Then, I would look at bank statements from the past 90 days to start putting together expenses. The easiest items to pull out would be set monthly expenses including utilities, cell phone, internet/cable, car payments, student loans, credit cards and personal loans. For those with children, childcare would also be a factor. Other “expenses" to consider could also be investments. Do you contribute to a College Fund or 529 plan? Are you contributing monthly towards and IRA? After you get through those, I would then categorize my other monthly expenses like food, entertainment, gas or transportation costs and travel are categories, but there can be others.
There are online tools like Nerd Wallet, Mint & The Balance, but you can also just build a simple excel spreadsheet. Once you’ve lined up monthly expenses, it should start to become pretty clear how much is leftover and going into savings. Now that you have the numbers lined up, where do we see our comfort level? Do you need to make changes to where the expenses are going? Would paying off debt make a larger monthly housing payment more feasible or comfortable? How do we adjust our balance sheet to put more money into savings for a down payment?
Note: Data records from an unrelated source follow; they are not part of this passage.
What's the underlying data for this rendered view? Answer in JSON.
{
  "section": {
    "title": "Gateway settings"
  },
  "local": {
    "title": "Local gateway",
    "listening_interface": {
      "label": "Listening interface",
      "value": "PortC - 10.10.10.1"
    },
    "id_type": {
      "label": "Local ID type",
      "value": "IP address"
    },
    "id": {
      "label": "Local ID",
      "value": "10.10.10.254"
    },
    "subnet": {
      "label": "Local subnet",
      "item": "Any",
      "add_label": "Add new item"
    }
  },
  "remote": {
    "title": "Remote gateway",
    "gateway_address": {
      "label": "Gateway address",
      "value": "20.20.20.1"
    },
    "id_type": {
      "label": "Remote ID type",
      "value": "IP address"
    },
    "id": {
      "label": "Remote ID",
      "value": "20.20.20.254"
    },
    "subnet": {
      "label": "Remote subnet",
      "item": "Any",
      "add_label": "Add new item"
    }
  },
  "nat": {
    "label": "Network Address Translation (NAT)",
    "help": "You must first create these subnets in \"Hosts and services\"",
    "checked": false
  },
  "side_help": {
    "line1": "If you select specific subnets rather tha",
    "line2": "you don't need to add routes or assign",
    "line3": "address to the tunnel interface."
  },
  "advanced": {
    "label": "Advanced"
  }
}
Putting pen to paper can illustrate where your household income is currently going, but changes to behavior might be necessary to make the next step.
Make a Plan
Now that you have a budget, you can make a plan. It can be very eye opening as to where monthly disposable income is allocated and once you have those figures in a budget, reallocating those can be a lot easier. Some simple changes to monthly routines can net quite a bit of savings over just a few months. It can also help when considering other expenses you incur when buying a home, and in the case of a condo, where there might even be savings. For instance, if the condo includes some utilities, it’s now easy to see how that will affect your monthly budget.
Buying a home can be a daunting task, especially the first time around. Having your financial house in order can take the stress out of the process.
Written by Joe Burke of Guaranteed Rate. Edited by Kourtney Murray.